It’s knit in Ella Rae’s Cozy Soft Prints, a DK weight. That’s the yarn in the body of the hat. And the brim is knit in Schachenmayr Merino Extrafine 120. I’d knit a A Bunny Named Quwi in this Ella Rae yarn…

…and this Totallee Slouchy project was designed to use up the remainder. An excellent bunny, methinks, and an interesting hat.

The crown decreases work out into a very pleasing swirl. Kind of a kaleidoscope effect in this difficult-to-tame yarn.

This post has definitely gotten my knit-a-hat juices flowing. So has a few 40 degree mornings!

Welcome Home Yarns


This is Tanya Thomann’s Marquette. Tanya’s the designer behind MayBea Crafted. She’s TanyaTho on Ravelry. She’s my Black Sheep Knitters Guild mate. And she’s also at least one-third of the team responsible for a new all-Michigan yarn, Welcome Home. Carla Kohoyda-Inglis of cjkoho is the dyer. Mary Glass is the Michigan shepherd whose herd of Romney/Blue-Faced Leicester are responsible for the fleece. And the yarn is processed and spun right here in Michigan. My sense of the yarn is that it’s a light worsted weight…or maybe a hefty DK. My Marquette is worked on size 4 US.

I very much enjoyed working with Welcome Home. As I’m thinking you expect, it’s a tad rustic. I like that. Every once in awhile you get a reminder that your yarn was recently walking around in a field. But only every once in awhile.

Tanya has kitted Marquette with plenty of yarn to complete the project. Sheep to skein–all pure Michigan!

Here’s another look at Marquette. It’s got a great crown decrease. No pointiness here.

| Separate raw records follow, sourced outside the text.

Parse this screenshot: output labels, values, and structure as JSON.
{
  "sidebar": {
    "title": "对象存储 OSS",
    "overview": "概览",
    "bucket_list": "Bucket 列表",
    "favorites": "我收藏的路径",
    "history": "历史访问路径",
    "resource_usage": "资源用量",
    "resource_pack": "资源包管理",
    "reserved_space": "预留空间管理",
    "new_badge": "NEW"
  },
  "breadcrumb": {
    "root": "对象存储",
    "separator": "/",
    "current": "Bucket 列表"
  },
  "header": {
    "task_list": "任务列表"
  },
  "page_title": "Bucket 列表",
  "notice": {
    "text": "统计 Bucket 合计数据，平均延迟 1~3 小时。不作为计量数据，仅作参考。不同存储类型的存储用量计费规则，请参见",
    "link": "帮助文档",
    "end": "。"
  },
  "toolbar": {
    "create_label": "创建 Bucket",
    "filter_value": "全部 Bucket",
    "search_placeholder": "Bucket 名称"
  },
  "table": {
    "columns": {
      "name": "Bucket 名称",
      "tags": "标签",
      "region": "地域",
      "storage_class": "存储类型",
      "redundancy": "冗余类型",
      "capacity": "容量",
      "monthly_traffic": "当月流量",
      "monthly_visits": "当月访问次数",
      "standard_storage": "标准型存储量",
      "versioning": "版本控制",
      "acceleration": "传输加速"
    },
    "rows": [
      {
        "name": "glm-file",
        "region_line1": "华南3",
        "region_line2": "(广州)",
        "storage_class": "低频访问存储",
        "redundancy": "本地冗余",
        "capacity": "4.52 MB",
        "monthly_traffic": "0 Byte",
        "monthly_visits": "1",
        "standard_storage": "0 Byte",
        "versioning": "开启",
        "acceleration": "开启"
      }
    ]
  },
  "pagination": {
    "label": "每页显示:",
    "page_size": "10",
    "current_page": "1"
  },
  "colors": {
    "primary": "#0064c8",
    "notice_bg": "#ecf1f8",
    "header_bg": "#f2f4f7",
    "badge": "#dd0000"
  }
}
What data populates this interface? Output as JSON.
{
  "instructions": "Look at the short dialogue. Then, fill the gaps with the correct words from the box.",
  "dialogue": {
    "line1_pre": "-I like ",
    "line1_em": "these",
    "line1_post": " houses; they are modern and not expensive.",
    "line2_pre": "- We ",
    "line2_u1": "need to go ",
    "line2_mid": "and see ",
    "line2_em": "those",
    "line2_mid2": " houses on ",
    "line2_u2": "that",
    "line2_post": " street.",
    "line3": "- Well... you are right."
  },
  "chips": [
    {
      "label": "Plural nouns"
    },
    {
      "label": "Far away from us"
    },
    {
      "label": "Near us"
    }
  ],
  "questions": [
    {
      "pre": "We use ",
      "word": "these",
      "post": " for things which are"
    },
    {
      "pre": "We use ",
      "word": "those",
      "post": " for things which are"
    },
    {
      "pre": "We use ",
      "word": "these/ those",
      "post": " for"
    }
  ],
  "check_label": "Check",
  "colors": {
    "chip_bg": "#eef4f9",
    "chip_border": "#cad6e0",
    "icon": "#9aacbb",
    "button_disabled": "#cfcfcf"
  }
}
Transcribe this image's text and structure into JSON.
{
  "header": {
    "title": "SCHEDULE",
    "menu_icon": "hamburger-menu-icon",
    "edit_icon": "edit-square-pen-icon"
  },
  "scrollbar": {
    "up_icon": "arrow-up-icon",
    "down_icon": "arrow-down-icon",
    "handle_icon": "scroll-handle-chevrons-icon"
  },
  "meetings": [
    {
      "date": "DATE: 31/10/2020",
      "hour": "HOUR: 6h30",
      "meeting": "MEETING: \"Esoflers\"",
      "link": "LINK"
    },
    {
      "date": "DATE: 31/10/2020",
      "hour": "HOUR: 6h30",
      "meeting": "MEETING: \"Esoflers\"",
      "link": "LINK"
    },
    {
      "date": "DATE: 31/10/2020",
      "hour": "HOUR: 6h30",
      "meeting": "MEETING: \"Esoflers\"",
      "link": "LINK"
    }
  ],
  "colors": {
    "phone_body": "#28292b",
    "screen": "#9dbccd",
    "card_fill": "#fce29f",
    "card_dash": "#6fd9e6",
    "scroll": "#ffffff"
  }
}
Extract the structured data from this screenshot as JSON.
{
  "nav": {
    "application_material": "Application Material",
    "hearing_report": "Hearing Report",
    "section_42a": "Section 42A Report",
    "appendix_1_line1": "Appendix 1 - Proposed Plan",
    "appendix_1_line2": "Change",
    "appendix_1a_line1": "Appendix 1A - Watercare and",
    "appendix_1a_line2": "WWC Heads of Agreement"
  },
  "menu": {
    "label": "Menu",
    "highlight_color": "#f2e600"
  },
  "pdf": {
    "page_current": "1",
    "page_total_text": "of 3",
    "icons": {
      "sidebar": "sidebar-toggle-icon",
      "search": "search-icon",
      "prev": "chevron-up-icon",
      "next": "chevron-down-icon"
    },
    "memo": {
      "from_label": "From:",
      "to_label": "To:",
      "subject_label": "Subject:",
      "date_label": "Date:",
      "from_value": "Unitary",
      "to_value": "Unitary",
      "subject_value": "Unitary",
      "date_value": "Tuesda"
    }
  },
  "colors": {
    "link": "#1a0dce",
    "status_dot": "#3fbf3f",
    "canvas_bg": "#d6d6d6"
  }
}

There are some long floats to deal with in sections of the pattern. But it’s well worth the effort. And I really like the great saturated colors. Look for Welcome Home at festival booths. Or join Black Sheep Knitters Guild and I’m thinking you’d have an easy source for this kit and this yarn!

This is another MayBea Crafted Welcome Home kit: Drummond.


This is much easier Fair Isle work than Marquette. No long floats. I wasn’t sure if the orange and pink were going to work well together, including because the colors seemed to me to be a bit hard to distinguish. But the use of brown was inspired. And even when the colors share the brim, they work well together.

Here’s a look at the crown decreases.


It’s been in the 90’s for weeks. There’s been almost no rain. It’s so hot and dry that my neighbor has had to move his honeybees because they were starving despite his best efforts. And here I am, knitting winter hats!

You can learn more about this Michigan Sheep-to-Skein effort here and even reintroduce your Welcome Home yarn to its sheep here.

In case you’re not from around these parts, Marquette is a great small city in Michigan’s upper peninsula and Marquette County boasts more than 80 miles of secluded Lake Superior coastline. Drummond Island is a short ferry ride from Detour, on the eastern tip of our upper peninsula. Coming from the direction most folks come from, cross over the Mackinac Bridge and sort of just turn right and you’ll get there. Year round, it isn’t called the “Gem of Lake Huron” without good reason.